Every record, from the first to the last, is to be printed again exactly.

(MATERIAL PROVIDED Opens)

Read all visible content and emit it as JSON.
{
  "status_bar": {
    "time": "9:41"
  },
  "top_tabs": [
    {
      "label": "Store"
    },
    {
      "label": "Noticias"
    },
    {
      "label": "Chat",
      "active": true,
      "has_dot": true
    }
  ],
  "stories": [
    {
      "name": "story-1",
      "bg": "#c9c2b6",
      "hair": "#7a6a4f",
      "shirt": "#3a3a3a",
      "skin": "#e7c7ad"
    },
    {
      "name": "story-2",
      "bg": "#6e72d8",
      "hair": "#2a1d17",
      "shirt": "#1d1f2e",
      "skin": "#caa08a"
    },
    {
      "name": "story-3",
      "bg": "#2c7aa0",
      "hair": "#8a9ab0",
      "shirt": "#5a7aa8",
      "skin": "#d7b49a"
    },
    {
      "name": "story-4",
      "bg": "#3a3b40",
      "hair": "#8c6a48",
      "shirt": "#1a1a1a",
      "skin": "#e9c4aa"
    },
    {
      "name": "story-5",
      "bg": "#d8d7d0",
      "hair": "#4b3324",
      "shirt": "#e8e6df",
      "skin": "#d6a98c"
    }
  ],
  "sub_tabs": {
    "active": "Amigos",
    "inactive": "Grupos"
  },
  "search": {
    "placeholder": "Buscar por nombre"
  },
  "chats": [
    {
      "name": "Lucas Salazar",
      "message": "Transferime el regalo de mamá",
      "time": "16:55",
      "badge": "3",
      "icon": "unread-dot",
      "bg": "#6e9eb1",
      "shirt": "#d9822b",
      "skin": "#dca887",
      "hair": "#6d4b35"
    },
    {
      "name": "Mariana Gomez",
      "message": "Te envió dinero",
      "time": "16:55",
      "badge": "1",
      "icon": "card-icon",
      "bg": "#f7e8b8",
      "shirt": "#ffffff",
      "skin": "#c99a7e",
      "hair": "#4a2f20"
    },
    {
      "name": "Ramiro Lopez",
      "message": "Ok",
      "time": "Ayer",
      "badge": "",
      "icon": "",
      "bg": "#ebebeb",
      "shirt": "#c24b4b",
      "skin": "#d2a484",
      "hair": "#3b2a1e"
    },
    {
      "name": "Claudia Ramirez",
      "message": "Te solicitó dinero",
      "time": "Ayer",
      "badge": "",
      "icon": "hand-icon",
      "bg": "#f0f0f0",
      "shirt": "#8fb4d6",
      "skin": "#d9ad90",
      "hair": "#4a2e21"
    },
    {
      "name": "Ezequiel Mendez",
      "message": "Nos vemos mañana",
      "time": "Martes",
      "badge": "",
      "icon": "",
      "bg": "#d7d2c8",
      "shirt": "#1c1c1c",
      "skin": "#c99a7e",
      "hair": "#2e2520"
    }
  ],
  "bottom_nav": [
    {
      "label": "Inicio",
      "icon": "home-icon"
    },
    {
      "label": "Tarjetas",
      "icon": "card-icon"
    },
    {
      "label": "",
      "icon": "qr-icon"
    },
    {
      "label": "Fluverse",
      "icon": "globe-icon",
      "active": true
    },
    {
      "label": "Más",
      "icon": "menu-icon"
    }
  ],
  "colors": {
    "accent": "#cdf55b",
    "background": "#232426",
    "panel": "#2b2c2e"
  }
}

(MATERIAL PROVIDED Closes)

EXERCISE OUTPUT
Read all visible content and emit it as JSON.
{
  "status_bar": {
    "time": "9:41"
  },
  "top_tabs": [
    {
      "label": "Store"
    },
    {
      "label": "Noticias"
    },
    {
      "label": "Chat",
      "active": true,
      "has_dot": true
    }
  ],
  "stories": [
    {
      "name": "story-1",
      "bg": "#c9c2b6",
      "hair": "#7a6a4f",
      "shirt": "#3a3a3a",
      "skin": "#e7c7ad"
    },
    {
      "name": "story-2",
      "bg": "#6e72d8",
      "hair": "#2a1d17",
      "shirt": "#1d1f2e",
      "skin": "#caa08a"
    },
    {
      "name": "story-3",
      "bg": "#2c7aa0",
      "hair": "#8a9ab0",
      "shirt": "#5a7aa8",
      "skin": "#d7b49a"
    },
    {
      "name": "story-4",
      "bg": "#3a3b40",
      "hair": "#8c6a48",
      "shirt": "#1a1a1a",
      "skin": "#e9c4aa"
    },
    {
      "name": "story-5",
      "bg": "#d8d7d0",
      "hair": "#4b3324",
      "shirt": "#e8e6df",
      "skin": "#d6a98c"
    }
  ],
  "sub_tabs": {
    "active": "Amigos",
    "inactive": "Grupos"
  },
  "search": {
    "placeholder": "Buscar por nombre"
  },
  "chats": [
    {
      "name": "Lucas Salazar",
      "message": "Transferime el regalo de mamá",
      "time": "16:55",
      "badge": "3",
      "icon": "unread-dot",
      "bg": "#6e9eb1",
      "shirt": "#d9822b",
      "skin": "#dca887",
      "hair": "#6d4b35"
    },
    {
      "name": "Mariana Gomez",
      "message": "Te envió dinero",
      "time": "16:55",
      "badge": "1",
      "icon": "card-icon",
      "bg": "#f7e8b8",
      "shirt": "#ffffff",
      "skin": "#c99a7e",
      "hair": "#4a2f20"
    },
    {
      "name": "Ramiro Lopez",
      "message": "Ok",
      "time": "Ayer",
      "badge": "",
      "icon": "",
      "bg": "#ebebeb",
      "shirt": "#c24b4b",
      "skin": "#d2a484",
      "hair": "#3b2a1e"
    },
    {
      "name": "Claudia Ramirez",
      "message": "Te solicitó dinero",
      "time": "Ayer",
      "badge": "",
      "icon": "hand-icon",
      "bg": "#f0f0f0",
      "shirt": "#8fb4d6",
      "skin": "#d9ad90",
      "hair": "#4a2e21"
    },
    {
      "name": "Ezequiel Mendez",
      "message": "Nos vemos mañana",
      "time": "Martes",
      "badge": "",
      "icon": "",
      "bg": "#d7d2c8",
      "shirt": "#1c1c1c",
      "skin": "#c99a7e",
      "hair": "#2e2520"
    }
  ],
  "bottom_nav": [
    {
      "label": "Inicio",
      "icon": "home-icon"
    },
    {
      "label": "Tarjetas",
      "icon": "card-icon"
    },
    {
      "label": "",
      "icon": "qr-icon"
    },
    {
      "label": "Fluverse",
      "icon": "globe-icon",
      "active": true
    },
    {
      "label": "Más",
      "icon": "menu-icon"
    }
  ],
  "colors": {
    "accent": "#cdf55b",
    "background": "#232426",
    "panel": "#2b2c2e"
  }
}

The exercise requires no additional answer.